The discussion returned several times to how utopia and dystopia remained pervasive cultural models for understanding the social uses of genetics. Ellen Clayton noted Francis Collins’s utopian recommendation that every newborn be genome-sequenced. Anne Fausto-Sterling drew attention to Native Americans using genetics to prove their heritage. See:Native American DNA Tests: What are the Risks to Tribes?” The Native Voice (Dec. 3-17, 2004).

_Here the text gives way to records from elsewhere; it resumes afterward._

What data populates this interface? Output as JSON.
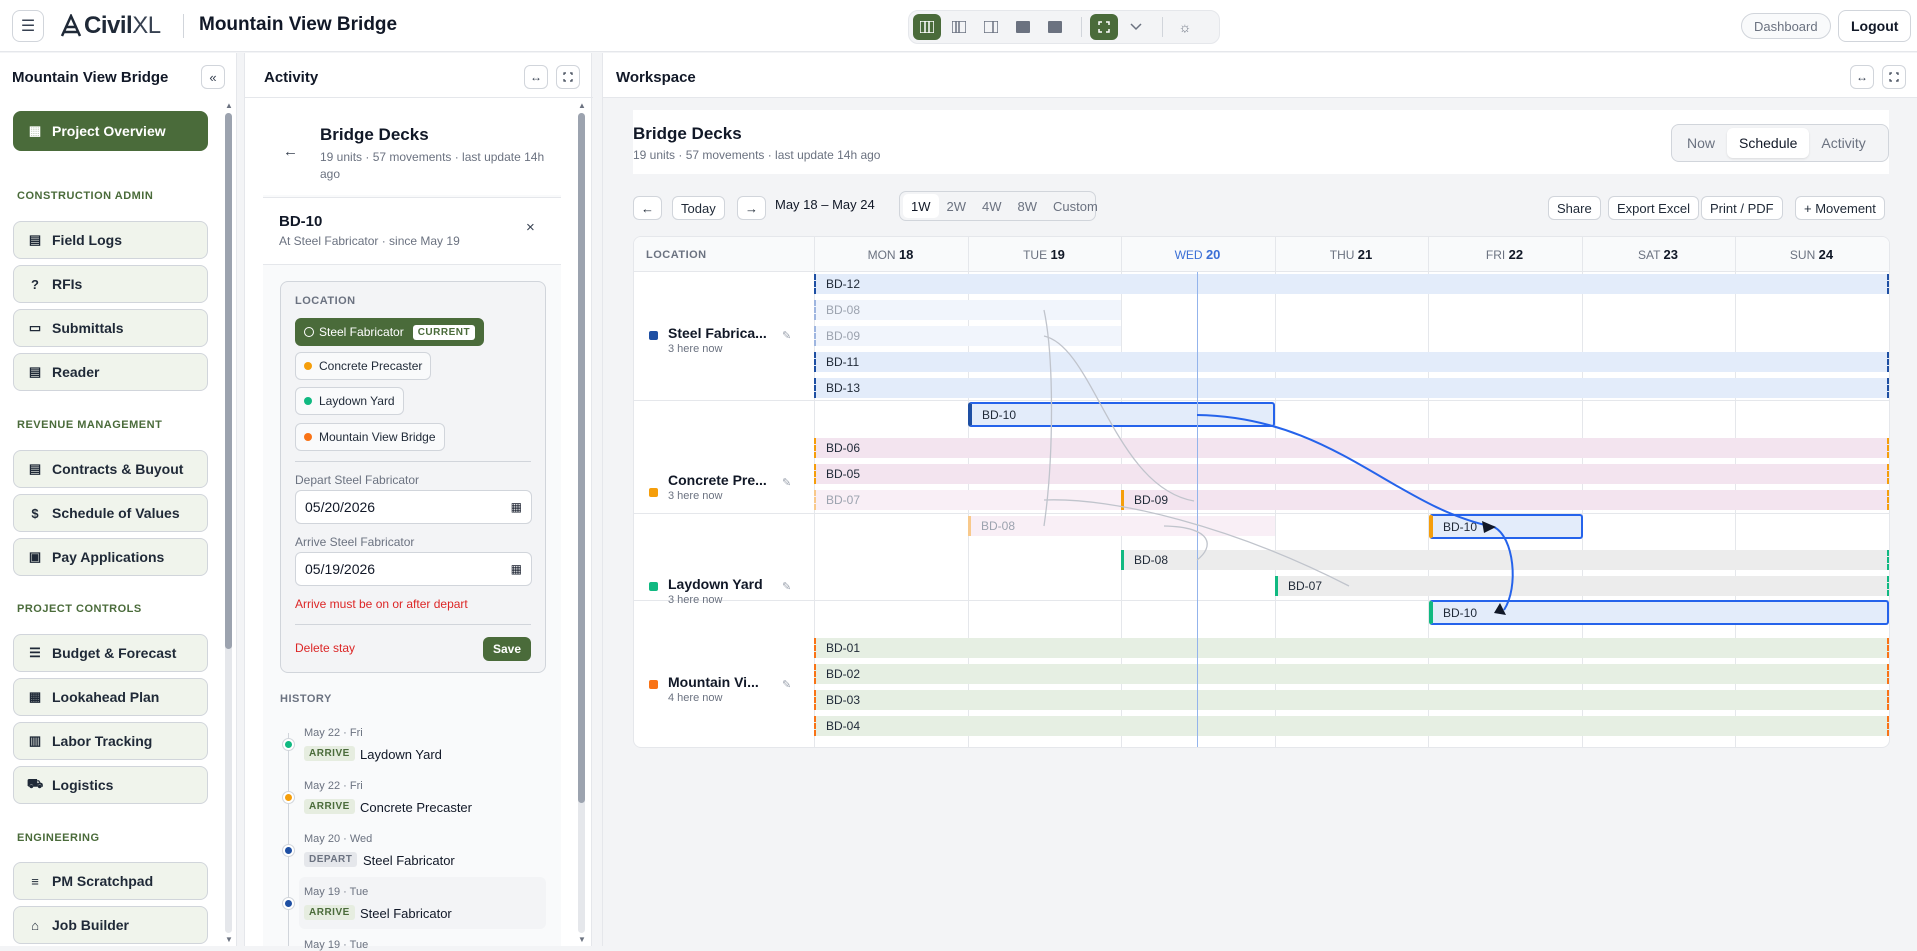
{
  "app": {
    "brand_main": "CivilXL",
    "brand_prefix": "Civil",
    "brand_suffix": "XL",
    "title": "Mountain View Bridge",
    "dashboard": "Dashboard",
    "logout": "Logout"
  },
  "sidebar": {
    "title": "Mountain View Bridge",
    "collapse": "«",
    "active": "Project Overview",
    "sections": {
      "construction_admin": "CONSTRUCTION ADMIN",
      "revenue": "REVENUE MANAGEMENT",
      "controls": "PROJECT CONTROLS",
      "engineering": "ENGINEERING"
    },
    "items": {
      "field_logs": "Field Logs",
      "rfis": "RFIs",
      "submittals": "Submittals",
      "reader": "Reader",
      "contracts": "Contracts & Buyout",
      "sov": "Schedule of Values",
      "pay_apps": "Pay Applications",
      "budget": "Budget & Forecast",
      "lookahead": "Lookahead Plan",
      "labor": "Labor Tracking",
      "logistics": "Logistics",
      "pm_scratch": "PM Scratchpad",
      "job_builder": "Job Builder"
    }
  },
  "activity": {
    "title": "Activity",
    "group_title": "Bridge Decks",
    "group_sub": "19 units · 57 movements · last update 14h ago",
    "unit": "BD-10",
    "unit_sub": "At Steel Fabricator · since May 19",
    "location_label": "LOCATION",
    "locations": {
      "current": "Steel Fabricator",
      "current_badge": "CURRENT",
      "l2": "Concrete Precaster",
      "l3": "Laydown Yard",
      "l4": "Mountain View Bridge"
    },
    "depart_label": "Depart Steel Fabricator",
    "depart_value": "05/20/2026",
    "arrive_label": "Arrive Steel Fabricator",
    "arrive_value": "05/19/2026",
    "error": "Arrive must be on or after depart",
    "delete": "Delete stay",
    "save": "Save",
    "history_label": "HISTORY",
    "history": [
      {
        "date": "May 22 · Fri",
        "type": "ARRIVE",
        "place": "Laydown Yard"
      },
      {
        "date": "May 22 · Fri",
        "type": "ARRIVE",
        "place": "Concrete Precaster"
      },
      {
        "date": "May 20 · Wed",
        "type": "DEPART",
        "place": "Steel Fabricator"
      },
      {
        "date": "May 19 · Tue",
        "type": "ARRIVE",
        "place": "Steel Fabricator"
      },
      {
        "date": "May 19 · Tue"
      }
    ]
  },
  "workspace": {
    "title": "Workspace",
    "group_title": "Bridge Decks",
    "group_sub": "19 units · 57 movements · last update 14h ago",
    "views": {
      "now": "Now",
      "schedule": "Schedule",
      "activity": "Activity"
    },
    "today": "Today",
    "range": "May 18 – May 24",
    "ranges": {
      "w1": "1W",
      "w2": "2W",
      "w4": "4W",
      "w8": "8W",
      "custom": "Custom"
    },
    "share": "Share",
    "excel": "Export Excel",
    "print": "Print / PDF",
    "movement": "+ Movement",
    "location_col": "LOCATION",
    "days": [
      {
        "dow": "MON",
        "num": "18"
      },
      {
        "dow": "TUE",
        "num": "19"
      },
      {
        "dow": "WED",
        "num": "20"
      },
      {
        "dow": "THU",
        "num": "21"
      },
      {
        "dow": "FRI",
        "num": "22"
      },
      {
        "dow": "SAT",
        "num": "23"
      },
      {
        "dow": "SUN",
        "num": "24"
      }
    ],
    "rows": [
      {
        "name": "Steel Fabrica...",
        "count": "3 here now",
        "color": "#1e4fa3"
      },
      {
        "name": "Concrete Pre...",
        "count": "3 here now",
        "color": "#f59e0b"
      },
      {
        "name": "Laydown Yard",
        "count": "3 here now",
        "color": "#10b981"
      },
      {
        "name": "Mountain Vi...",
        "count": "4 here now",
        "color": "#f97316"
      }
    ],
    "bars": {
      "bd12": "BD-12",
      "bd08a": "BD-08",
      "bd09a": "BD-09",
      "bd11": "BD-11",
      "bd13": "BD-13",
      "bd10a": "BD-10",
      "bd06": "BD-06",
      "bd05": "BD-05",
      "bd07a": "BD-07",
      "bd09b": "BD-09",
      "bd08b": "BD-08",
      "bd10b": "BD-10",
      "bd08c": "BD-08",
      "bd07b": "BD-07",
      "bd10c": "BD-10",
      "bd01": "BD-01",
      "bd02": "BD-02",
      "bd03": "BD-03",
      "bd04": "BD-04"
    }
  },
  "colors": {
    "accent": "#4a6b3a",
    "today": "#3b6fd6",
    "steel": "#1e4fa3",
    "precast": "#f59e0b",
    "laydown": "#10b981",
    "bridge": "#f97316",
    "danger": "#dc2626"
  }
}
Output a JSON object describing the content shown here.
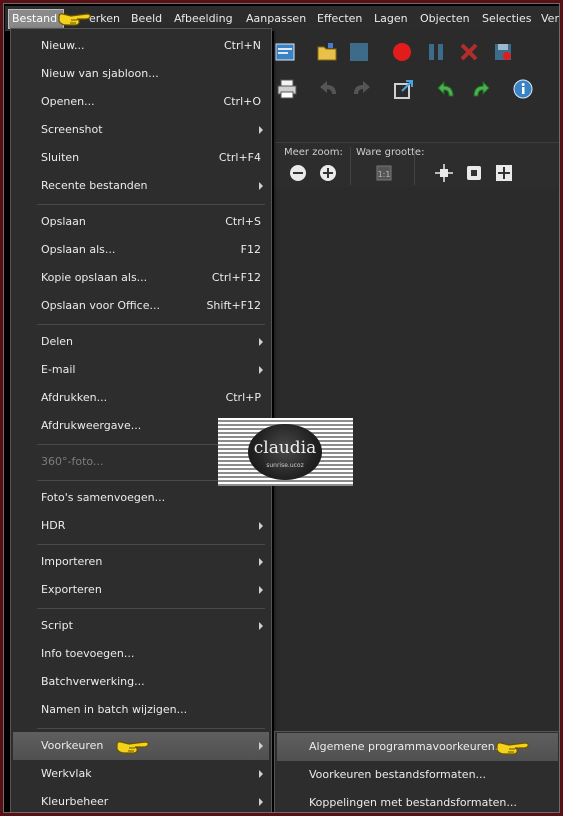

The discussion closed on the theme of interactions between the humanities and neuroscience. Fausto-Sterling introduced the delegates to current neuro-imaging technology which promises to visualize brain activity. The brain of a subject watching a film is scanned, and the images in his or her mind’s eye are reconstructed from the neural data collected. Functional magnetic resonance imaging (fMRI) of the brain has enabled researchers at the University of California, Berkeley to build ‘dictionaries’ of measured brain activity matched to the shapes, edges and motion viewed. Examples of such visual ‘brain-reading’ have been published online and are available to view here and here. Read more about the Gallant Lab research here. Dawson and Shuttleworth pointed out some epistemological problems with the system, since it seemed to ignore the social dimensions of representation. Jay Clayton agreed that such efforts to picture human consciousness omit ‘différance’, the reliance of meaning on difference and deferral. Like the imagined language of genes, he observed, the Gallant Lab’s visual language of the brain is synchronic, abstracted from historical and social contexts. Where might ambiguity, ideology and the social construction of reality fit into these apparent images of the mind? Gagnier commented that perhaps the most important role of the humanities in its future collaborations with the sciences was to stress the importance of history, and that the humanities must defend the value of remembering roads not taken against presentist and futurist culture, which often presents the development of science and society as teleological. The reductive aspects of neuroscience, and a resurgence of media representations of essentialisms, were then addressed, and Shuttleworth spoke on the dangers of being too reductive in current studies linking neuroscience and literature.  Discussion then turned to questions of pedagogy and the use of technology in the classroom, and Richardson commented on the centrality of environment in its various forms to all aspects of human endeavour. The workshop concluded noting potential future collaborations between humanities scholars and scientists.